*What is expected*
Across all the entries below, how many lines contain the string "price"? The number by itself is the answer.

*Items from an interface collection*
"""

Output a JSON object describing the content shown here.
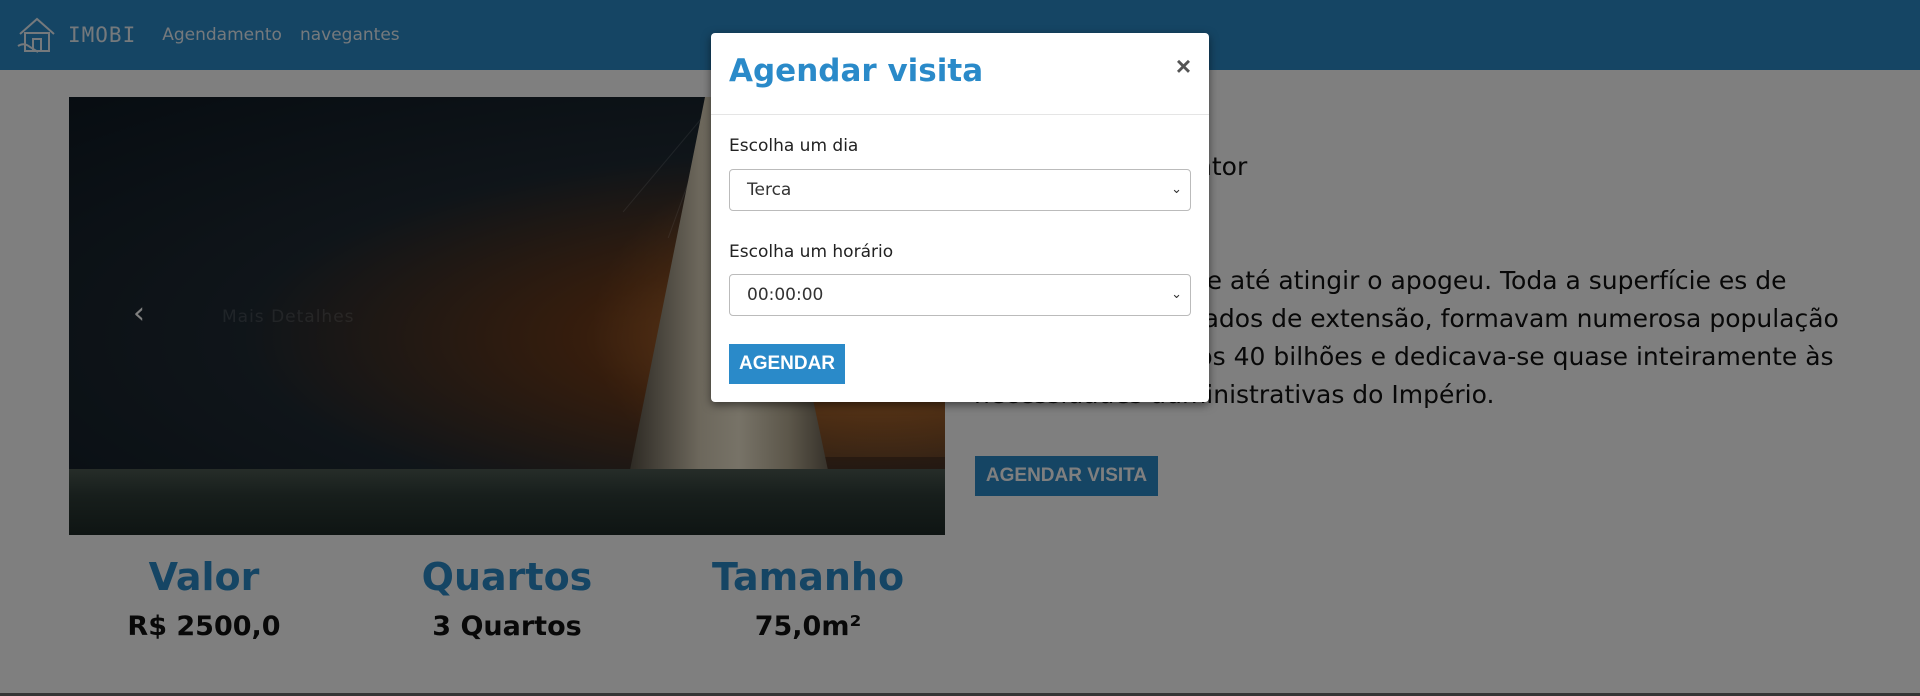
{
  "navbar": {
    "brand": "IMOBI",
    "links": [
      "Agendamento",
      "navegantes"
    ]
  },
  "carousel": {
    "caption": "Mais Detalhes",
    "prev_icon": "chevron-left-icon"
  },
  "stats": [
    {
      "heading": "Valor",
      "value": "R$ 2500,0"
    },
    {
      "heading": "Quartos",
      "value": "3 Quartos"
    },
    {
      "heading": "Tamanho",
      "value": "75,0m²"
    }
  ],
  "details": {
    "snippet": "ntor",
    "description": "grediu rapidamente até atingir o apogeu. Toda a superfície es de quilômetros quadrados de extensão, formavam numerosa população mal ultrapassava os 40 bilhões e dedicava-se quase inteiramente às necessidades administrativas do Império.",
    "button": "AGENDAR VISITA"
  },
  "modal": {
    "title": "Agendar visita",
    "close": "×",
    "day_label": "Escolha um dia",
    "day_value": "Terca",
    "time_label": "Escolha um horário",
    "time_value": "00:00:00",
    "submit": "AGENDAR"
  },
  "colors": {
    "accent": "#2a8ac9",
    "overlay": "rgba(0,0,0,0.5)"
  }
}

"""
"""

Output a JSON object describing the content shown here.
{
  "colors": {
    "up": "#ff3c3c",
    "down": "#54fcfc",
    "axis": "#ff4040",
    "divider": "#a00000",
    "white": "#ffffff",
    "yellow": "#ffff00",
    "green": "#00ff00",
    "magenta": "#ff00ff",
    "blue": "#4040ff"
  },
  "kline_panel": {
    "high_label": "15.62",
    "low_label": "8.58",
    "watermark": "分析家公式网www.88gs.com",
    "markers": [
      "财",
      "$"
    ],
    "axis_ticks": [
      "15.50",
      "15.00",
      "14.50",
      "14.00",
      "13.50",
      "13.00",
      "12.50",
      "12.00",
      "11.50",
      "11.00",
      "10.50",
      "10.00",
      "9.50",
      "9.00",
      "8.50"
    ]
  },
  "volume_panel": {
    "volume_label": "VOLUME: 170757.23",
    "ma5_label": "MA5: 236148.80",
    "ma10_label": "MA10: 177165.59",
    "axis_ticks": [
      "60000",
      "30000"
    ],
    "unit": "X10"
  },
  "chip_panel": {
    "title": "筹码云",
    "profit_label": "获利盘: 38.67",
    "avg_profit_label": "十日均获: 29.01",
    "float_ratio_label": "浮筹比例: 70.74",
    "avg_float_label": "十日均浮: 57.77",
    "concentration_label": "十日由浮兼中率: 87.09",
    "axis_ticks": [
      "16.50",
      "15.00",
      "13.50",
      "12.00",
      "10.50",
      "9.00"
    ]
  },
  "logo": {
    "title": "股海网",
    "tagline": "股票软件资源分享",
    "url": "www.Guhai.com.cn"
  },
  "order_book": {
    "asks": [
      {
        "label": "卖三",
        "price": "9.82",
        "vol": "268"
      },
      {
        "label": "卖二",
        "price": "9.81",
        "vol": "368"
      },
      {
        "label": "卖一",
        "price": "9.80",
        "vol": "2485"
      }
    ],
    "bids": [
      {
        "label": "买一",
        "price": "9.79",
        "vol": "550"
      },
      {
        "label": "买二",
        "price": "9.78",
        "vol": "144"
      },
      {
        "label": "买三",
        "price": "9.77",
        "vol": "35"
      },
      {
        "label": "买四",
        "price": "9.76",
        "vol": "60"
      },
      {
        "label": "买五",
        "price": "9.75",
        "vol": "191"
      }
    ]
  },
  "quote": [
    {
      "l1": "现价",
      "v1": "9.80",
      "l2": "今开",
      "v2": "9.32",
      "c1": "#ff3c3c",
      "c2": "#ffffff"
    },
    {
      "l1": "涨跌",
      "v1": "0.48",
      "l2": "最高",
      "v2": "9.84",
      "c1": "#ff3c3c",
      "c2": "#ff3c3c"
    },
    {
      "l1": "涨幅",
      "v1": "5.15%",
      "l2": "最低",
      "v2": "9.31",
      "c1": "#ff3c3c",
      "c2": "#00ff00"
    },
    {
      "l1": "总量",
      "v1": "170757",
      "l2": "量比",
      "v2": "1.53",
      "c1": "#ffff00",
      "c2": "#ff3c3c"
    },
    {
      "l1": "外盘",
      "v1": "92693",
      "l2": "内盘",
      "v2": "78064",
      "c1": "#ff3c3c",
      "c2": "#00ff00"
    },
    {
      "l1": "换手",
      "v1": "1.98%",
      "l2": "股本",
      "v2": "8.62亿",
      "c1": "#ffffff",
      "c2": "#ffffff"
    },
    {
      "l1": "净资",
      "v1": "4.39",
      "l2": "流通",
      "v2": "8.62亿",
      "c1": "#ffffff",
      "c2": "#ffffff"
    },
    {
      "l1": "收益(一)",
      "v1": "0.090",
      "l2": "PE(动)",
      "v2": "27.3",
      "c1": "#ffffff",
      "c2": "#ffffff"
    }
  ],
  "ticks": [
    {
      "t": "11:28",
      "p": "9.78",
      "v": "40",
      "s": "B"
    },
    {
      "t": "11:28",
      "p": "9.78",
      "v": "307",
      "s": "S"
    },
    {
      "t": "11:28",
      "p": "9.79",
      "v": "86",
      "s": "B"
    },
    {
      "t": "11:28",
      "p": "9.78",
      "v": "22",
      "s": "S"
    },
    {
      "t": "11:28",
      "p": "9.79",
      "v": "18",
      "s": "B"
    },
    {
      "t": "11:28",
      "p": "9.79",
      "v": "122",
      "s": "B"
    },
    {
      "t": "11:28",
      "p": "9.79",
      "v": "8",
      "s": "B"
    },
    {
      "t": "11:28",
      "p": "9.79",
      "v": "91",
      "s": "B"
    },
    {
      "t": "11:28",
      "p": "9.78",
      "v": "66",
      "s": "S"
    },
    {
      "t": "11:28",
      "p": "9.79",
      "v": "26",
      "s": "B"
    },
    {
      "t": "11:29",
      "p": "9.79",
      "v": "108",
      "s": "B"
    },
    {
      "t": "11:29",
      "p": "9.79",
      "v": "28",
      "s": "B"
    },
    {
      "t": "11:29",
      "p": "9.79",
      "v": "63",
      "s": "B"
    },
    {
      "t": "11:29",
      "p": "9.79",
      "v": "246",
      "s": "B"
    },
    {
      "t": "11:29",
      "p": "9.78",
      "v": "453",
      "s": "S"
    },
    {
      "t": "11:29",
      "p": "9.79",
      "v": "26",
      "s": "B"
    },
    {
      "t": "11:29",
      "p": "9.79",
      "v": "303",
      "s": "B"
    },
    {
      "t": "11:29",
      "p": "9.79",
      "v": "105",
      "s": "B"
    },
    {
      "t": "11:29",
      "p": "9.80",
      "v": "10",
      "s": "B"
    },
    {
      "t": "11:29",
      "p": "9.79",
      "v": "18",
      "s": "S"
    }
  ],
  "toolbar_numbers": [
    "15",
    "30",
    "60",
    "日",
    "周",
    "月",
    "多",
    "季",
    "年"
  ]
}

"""

*Solved problem*
8